**DATA FOR THE TASK**
== Segment start ==

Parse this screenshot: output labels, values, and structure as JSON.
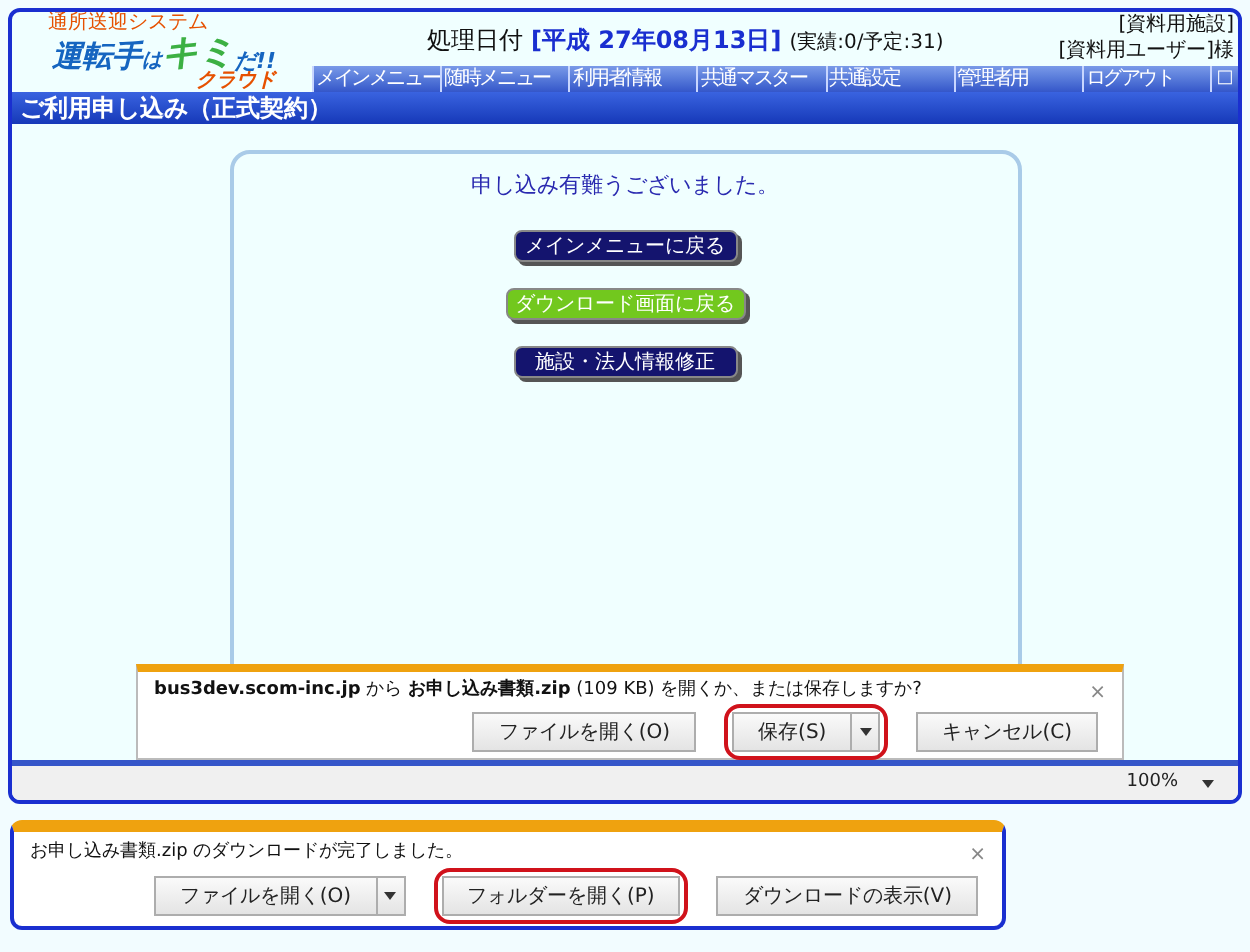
{
  "logo": {
    "subtitle": "通所送迎システム",
    "parts": [
      "運転手",
      "は",
      "キミ",
      "だ!!",
      "クラウド"
    ]
  },
  "header": {
    "date_label": "処理日付",
    "date": "[平成 27年08月13日]",
    "counts": "(実績:0/予定:31)",
    "facility": "[資料用施設]",
    "user": "[資料用ユーザー]様"
  },
  "nav": {
    "items": [
      "メインメニュー",
      "随時メニュー",
      "利用者情報",
      "共通マスター",
      "共通設定",
      "管理者用",
      "ログアウト"
    ],
    "toggle": "□"
  },
  "page_title": "ご利用申し込み（正式契約）",
  "message": "申し込み有難うございました。",
  "buttons": [
    {
      "label": "メインメニューに戻る",
      "kind": "navy"
    },
    {
      "label": "ダウンロード画面に戻る",
      "kind": "green"
    },
    {
      "label": "施設・法人情報修正",
      "kind": "navy"
    }
  ],
  "status_bar": {
    "zoom": "100%"
  },
  "download_prompt": {
    "host": "bus3dev.scom-inc.jp",
    "from": "から",
    "file": "お申し込み書類.zip",
    "size": "(109 KB)",
    "question": "を開くか、または保存しますか?",
    "close": "×",
    "buttons": [
      {
        "label": "ファイルを開く(O)",
        "split": false,
        "highlighted": false
      },
      {
        "label": "保存(S)",
        "split": true,
        "highlighted": true
      },
      {
        "label": "キャンセル(C)",
        "split": false,
        "highlighted": false
      }
    ]
  },
  "download_done": {
    "message": "お申し込み書類.zip のダウンロードが完了しました。",
    "close": "×",
    "buttons": [
      {
        "label": "ファイルを開く(O)",
        "split": true,
        "highlighted": false
      },
      {
        "label": "フォルダーを開く(P)",
        "split": false,
        "highlighted": true
      },
      {
        "label": "ダウンロードの表示(V)",
        "split": false,
        "highlighted": false
      }
    ]
  }
}
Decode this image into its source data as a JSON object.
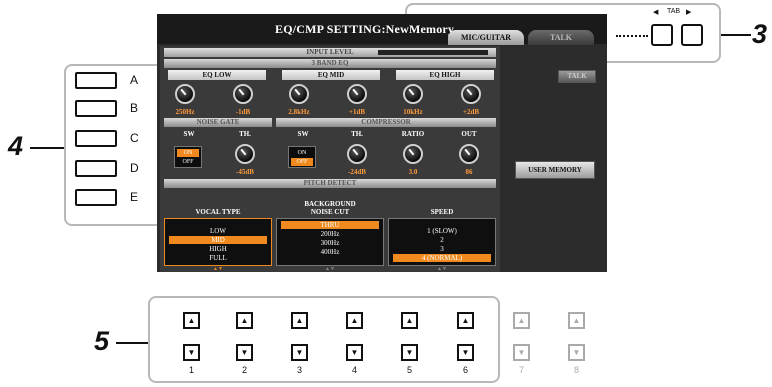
{
  "screen": {
    "title": "EQ/CMP SETTING:NewMemory",
    "tabs": [
      {
        "label": "MIC/GUITAR",
        "active": true
      },
      {
        "label": "TALK",
        "active": false
      }
    ],
    "section_input_level": "INPUT LEVEL",
    "section_3band_eq": "3 BAND EQ",
    "eq_groups": [
      {
        "label": "EQ LOW",
        "knobs": [
          "250Hz",
          "-1dB"
        ]
      },
      {
        "label": "EQ MID",
        "knobs": [
          "2.8kHz",
          "+1dB"
        ]
      },
      {
        "label": "EQ HIGH",
        "knobs": [
          "10kHz",
          "+2dB"
        ]
      }
    ],
    "section_noise_gate": "NOISE GATE",
    "section_compressor": "COMPRESSOR",
    "noise_gate": {
      "sw_label": "SW",
      "sw_on": "ON",
      "sw_off": "OFF",
      "sw_selected": "ON",
      "th_label": "TH.",
      "th_value": "-45dB"
    },
    "compressor": {
      "sw_label": "SW",
      "sw_on": "ON",
      "sw_off": "OFF",
      "sw_selected": "OFF",
      "th_label": "TH.",
      "th_value": "-24dB",
      "ratio_label": "RATIO",
      "ratio_value": "3.0",
      "out_label": "OUT",
      "out_value": "86"
    },
    "section_pitch_detect": "PITCH DETECT",
    "vocal_type": {
      "title": "VOCAL TYPE",
      "options": [
        "LOW",
        "MID",
        "HIGH",
        "FULL"
      ],
      "selected": "MID"
    },
    "noise_cut": {
      "title_line1": "BACKGROUND",
      "title_line2": "NOISE CUT",
      "options": [
        "THRU",
        "200Hz",
        "300Hz",
        "400Hz"
      ],
      "selected": "THRU"
    },
    "speed": {
      "title": "SPEED",
      "options": [
        "1 (SLOW)",
        "2",
        "3",
        "4 (NORMAL)"
      ],
      "selected": "4 (NORMAL)"
    },
    "side_buttons": {
      "talk": "TALK",
      "user_memory": "USER MEMORY"
    },
    "scroll_arrows": "▲▼"
  },
  "left_buttons": [
    "A",
    "B",
    "C",
    "D",
    "E"
  ],
  "bottom_buttons": [
    "1",
    "2",
    "3",
    "4",
    "5",
    "6",
    "7",
    "8"
  ],
  "bottom_arrows": {
    "up": "▲",
    "down": "▼"
  },
  "tab_hw": {
    "label": "TAB",
    "left": "◀",
    "right": "▶"
  },
  "callouts": {
    "three": "3",
    "four": "4",
    "five": "5"
  },
  "colors": {
    "accent": "#f08a1e",
    "knob_value": "#ff9a3a"
  }
}
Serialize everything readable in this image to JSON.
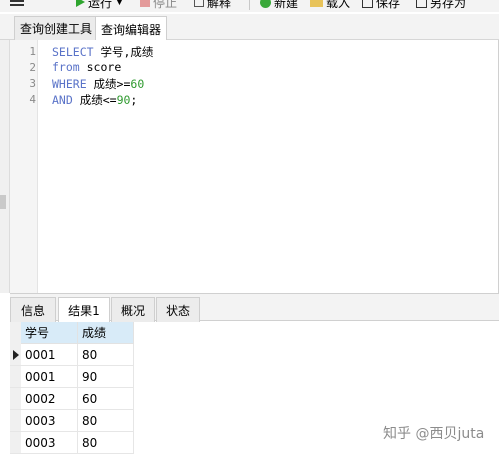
{
  "toolbar": {
    "run_label": "运行",
    "stop_label": "停止",
    "explain_label": "解释",
    "new_label": "新建",
    "load_label": "载入",
    "save_label": "保存",
    "save_as_label": "另存为"
  },
  "tabs": {
    "query_builder": "查询创建工具",
    "query_editor": "查询编辑器"
  },
  "editor": {
    "lines": [
      {
        "num": "1",
        "parts": [
          {
            "t": "SELECT",
            "k": true
          },
          {
            "t": " 学号,成绩",
            "k": false
          }
        ]
      },
      {
        "num": "2",
        "parts": [
          {
            "t": "from",
            "k": true
          },
          {
            "t": " score",
            "k": false
          }
        ]
      },
      {
        "num": "3",
        "parts": [
          {
            "t": "WHERE",
            "k": true
          },
          {
            "t": " 成绩>=",
            "k": false
          },
          {
            "t": "60",
            "n": true
          }
        ]
      },
      {
        "num": "4",
        "parts": [
          {
            "t": "AND",
            "k": true
          },
          {
            "t": " 成绩<=",
            "k": false
          },
          {
            "t": "90",
            "n": true
          },
          {
            "t": ";",
            "k": false
          }
        ]
      }
    ]
  },
  "result_tabs": [
    "信息",
    "结果1",
    "概况",
    "状态"
  ],
  "grid": {
    "columns": [
      "学号",
      "成绩"
    ],
    "rows": [
      [
        "0001",
        "80"
      ],
      [
        "0001",
        "90"
      ],
      [
        "0002",
        "60"
      ],
      [
        "0003",
        "80"
      ],
      [
        "0003",
        "80"
      ]
    ]
  },
  "watermark": "知乎 @西贝juta",
  "colors": {
    "keyword": "#5a73c8",
    "number": "#2e9a2e",
    "header_bg": "#d8ebf8"
  }
}
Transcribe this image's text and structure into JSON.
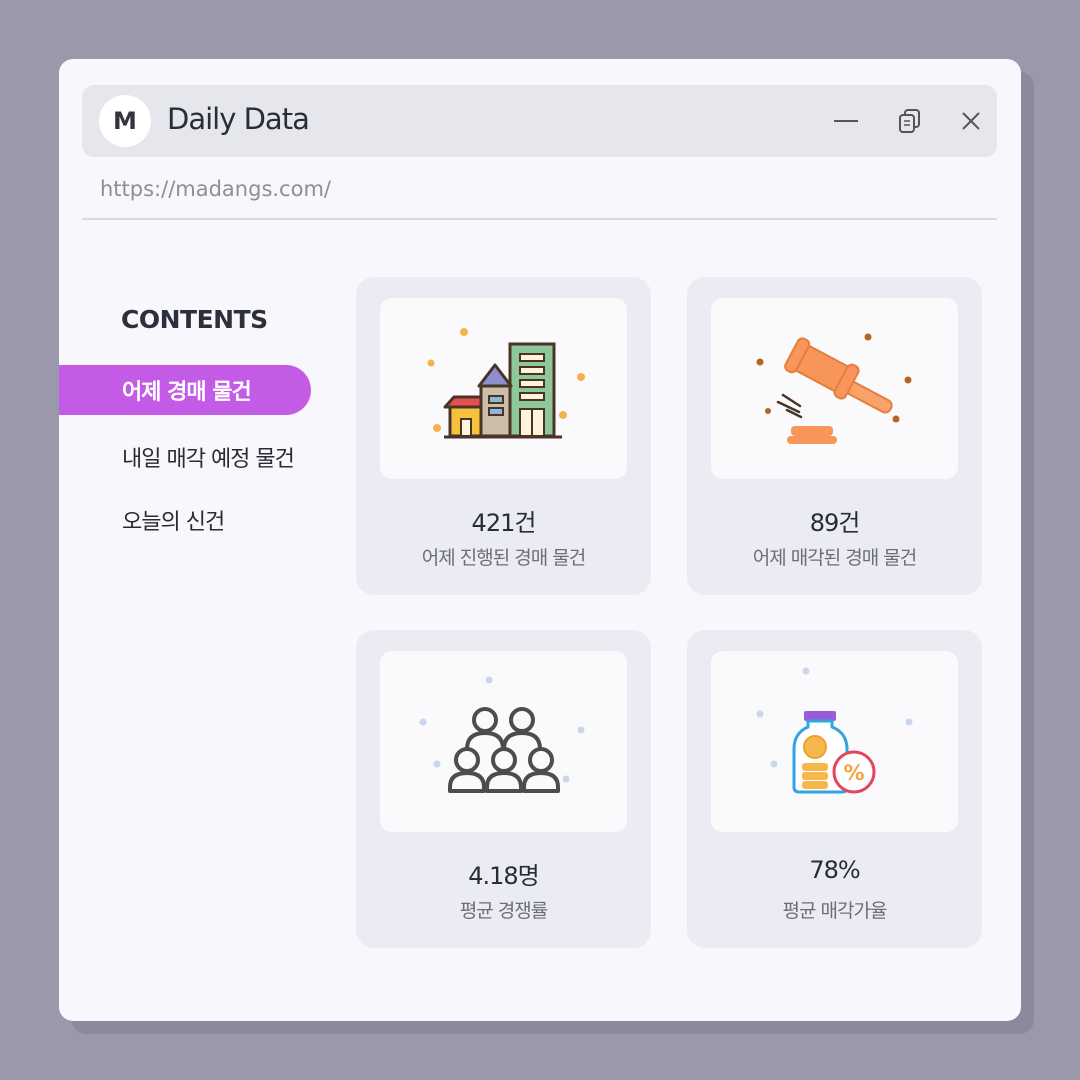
{
  "window": {
    "avatar_letter": "M",
    "title": "Daily Data",
    "url": "https://madangs.com/",
    "controls": [
      "minimize-icon",
      "restore-icon",
      "close-icon"
    ]
  },
  "sidebar": {
    "heading": "CONTENTS",
    "items": [
      {
        "label": "어제 경매 물건",
        "active": true
      },
      {
        "label": "내일 매각 예정 물건",
        "active": false
      },
      {
        "label": "오늘의 신건",
        "active": false
      }
    ]
  },
  "cards": [
    {
      "value": "421건",
      "label": "어제 진행된 경매 물건",
      "icon": "buildings-icon"
    },
    {
      "value": "89건",
      "label": "어제 매각된 경매 물건",
      "icon": "gavel-icon"
    },
    {
      "value": "4.18명",
      "label": "평균 경쟁률",
      "icon": "people-icon"
    },
    {
      "value": "78%",
      "label": "평균 매각가율",
      "icon": "coin-jar-percent-icon"
    }
  ],
  "colors": {
    "accent": "#c45be6",
    "background": "#9999ab",
    "window": "#f7f7fc",
    "card": "#ebebf3"
  }
}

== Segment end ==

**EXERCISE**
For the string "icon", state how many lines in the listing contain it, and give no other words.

**RESPONSE TO THIS TASK**
7